ACTION ITEM »
All of the data is to be set down again without any alteration.

##### RECORD EXTRACTS

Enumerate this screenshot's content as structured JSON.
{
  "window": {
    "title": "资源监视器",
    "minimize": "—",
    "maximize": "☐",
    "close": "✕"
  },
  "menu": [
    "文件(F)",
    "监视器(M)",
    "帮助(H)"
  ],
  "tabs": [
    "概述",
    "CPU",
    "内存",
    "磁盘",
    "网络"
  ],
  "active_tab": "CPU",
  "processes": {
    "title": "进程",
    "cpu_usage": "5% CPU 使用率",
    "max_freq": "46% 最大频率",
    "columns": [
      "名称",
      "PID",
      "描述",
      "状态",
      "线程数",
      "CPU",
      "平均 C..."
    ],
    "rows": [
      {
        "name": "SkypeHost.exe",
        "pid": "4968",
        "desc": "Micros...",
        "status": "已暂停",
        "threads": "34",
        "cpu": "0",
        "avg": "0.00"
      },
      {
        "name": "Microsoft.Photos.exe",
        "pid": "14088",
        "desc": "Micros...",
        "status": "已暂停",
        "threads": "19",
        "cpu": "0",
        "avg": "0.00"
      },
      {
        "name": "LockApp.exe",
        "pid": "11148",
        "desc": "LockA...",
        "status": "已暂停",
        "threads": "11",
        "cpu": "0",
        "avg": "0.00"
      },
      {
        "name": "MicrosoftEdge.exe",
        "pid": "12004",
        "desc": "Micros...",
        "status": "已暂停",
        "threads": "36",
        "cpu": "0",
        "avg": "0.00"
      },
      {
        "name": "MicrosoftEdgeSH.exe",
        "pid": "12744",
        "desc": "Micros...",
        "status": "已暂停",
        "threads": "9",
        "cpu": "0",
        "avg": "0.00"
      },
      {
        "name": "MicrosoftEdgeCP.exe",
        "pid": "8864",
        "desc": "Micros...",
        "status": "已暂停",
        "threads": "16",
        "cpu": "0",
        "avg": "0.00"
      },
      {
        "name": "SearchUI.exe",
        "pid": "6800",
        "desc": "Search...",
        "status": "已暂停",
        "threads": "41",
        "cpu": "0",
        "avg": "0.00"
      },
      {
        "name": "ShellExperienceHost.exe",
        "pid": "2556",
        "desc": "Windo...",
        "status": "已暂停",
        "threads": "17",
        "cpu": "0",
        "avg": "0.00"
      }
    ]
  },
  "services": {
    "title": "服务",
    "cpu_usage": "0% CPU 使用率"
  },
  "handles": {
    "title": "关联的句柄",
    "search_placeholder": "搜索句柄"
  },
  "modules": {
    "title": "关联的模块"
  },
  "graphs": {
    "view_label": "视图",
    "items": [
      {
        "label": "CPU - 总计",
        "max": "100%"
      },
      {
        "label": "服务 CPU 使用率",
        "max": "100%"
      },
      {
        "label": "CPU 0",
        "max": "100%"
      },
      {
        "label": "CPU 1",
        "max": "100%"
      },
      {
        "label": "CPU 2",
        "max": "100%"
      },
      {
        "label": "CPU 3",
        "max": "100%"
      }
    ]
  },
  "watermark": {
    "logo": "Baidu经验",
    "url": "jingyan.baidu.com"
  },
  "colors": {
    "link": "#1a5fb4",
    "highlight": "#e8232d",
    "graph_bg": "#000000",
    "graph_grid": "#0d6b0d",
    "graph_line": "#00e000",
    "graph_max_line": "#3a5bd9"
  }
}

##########

RESPONSE BELOW »
Enumerate this screenshot's content as structured JSON.
{
  "window": {
    "title": "资源监视器",
    "minimize": "—",
    "maximize": "☐",
    "close": "✕"
  },
  "menu": [
    "文件(F)",
    "监视器(M)",
    "帮助(H)"
  ],
  "tabs": [
    "概述",
    "CPU",
    "内存",
    "磁盘",
    "网络"
  ],
  "active_tab": "CPU",
  "processes": {
    "title": "进程",
    "cpu_usage": "5% CPU 使用率",
    "max_freq": "46% 最大频率",
    "columns": [
      "名称",
      "PID",
      "描述",
      "状态",
      "线程数",
      "CPU",
      "平均 C..."
    ],
    "rows": [
      {
        "name": "SkypeHost.exe",
        "pid": "4968",
        "desc": "Micros...",
        "status": "已暂停",
        "threads": "34",
        "cpu": "0",
        "avg": "0.00"
      },
      {
        "name": "Microsoft.Photos.exe",
        "pid": "14088",
        "desc": "Micros...",
        "status": "已暂停",
        "threads": "19",
        "cpu": "0",
        "avg": "0.00"
      },
      {
        "name": "LockApp.exe",
        "pid": "11148",
        "desc": "LockA...",
        "status": "已暂停",
        "threads": "11",
        "cpu": "0",
        "avg": "0.00"
      },
      {
        "name": "MicrosoftEdge.exe",
        "pid": "12004",
        "desc": "Micros...",
        "status": "已暂停",
        "threads": "36",
        "cpu": "0",
        "avg": "0.00"
      },
      {
        "name": "MicrosoftEdgeSH.exe",
        "pid": "12744",
        "desc": "Micros...",
        "status": "已暂停",
        "threads": "9",
        "cpu": "0",
        "avg": "0.00"
      },
      {
        "name": "MicrosoftEdgeCP.exe",
        "pid": "8864",
        "desc": "Micros...",
        "status": "已暂停",
        "threads": "16",
        "cpu": "0",
        "avg": "0.00"
      },
      {
        "name": "SearchUI.exe",
        "pid": "6800",
        "desc": "Search...",
        "status": "已暂停",
        "threads": "41",
        "cpu": "0",
        "avg": "0.00"
      },
      {
        "name": "ShellExperienceHost.exe",
        "pid": "2556",
        "desc": "Windo...",
        "status": "已暂停",
        "threads": "17",
        "cpu": "0",
        "avg": "0.00"
      }
    ]
  },
  "services": {
    "title": "服务",
    "cpu_usage": "0% CPU 使用率"
  },
  "handles": {
    "title": "关联的句柄",
    "search_placeholder": "搜索句柄"
  },
  "modules": {
    "title": "关联的模块"
  },
  "graphs": {
    "view_label": "视图",
    "items": [
      {
        "label": "CPU - 总计",
        "max": "100%"
      },
      {
        "label": "服务 CPU 使用率",
        "max": "100%"
      },
      {
        "label": "CPU 0",
        "max": "100%"
      },
      {
        "label": "CPU 1",
        "max": "100%"
      },
      {
        "label": "CPU 2",
        "max": "100%"
      },
      {
        "label": "CPU 3",
        "max": "100%"
      }
    ]
  },
  "watermark": {
    "logo": "Baidu经验",
    "url": "jingyan.baidu.com"
  },
  "colors": {
    "link": "#1a5fb4",
    "highlight": "#e8232d",
    "graph_bg": "#000000",
    "graph_grid": "#0d6b0d",
    "graph_line": "#00e000",
    "graph_max_line": "#3a5bd9"
  }
}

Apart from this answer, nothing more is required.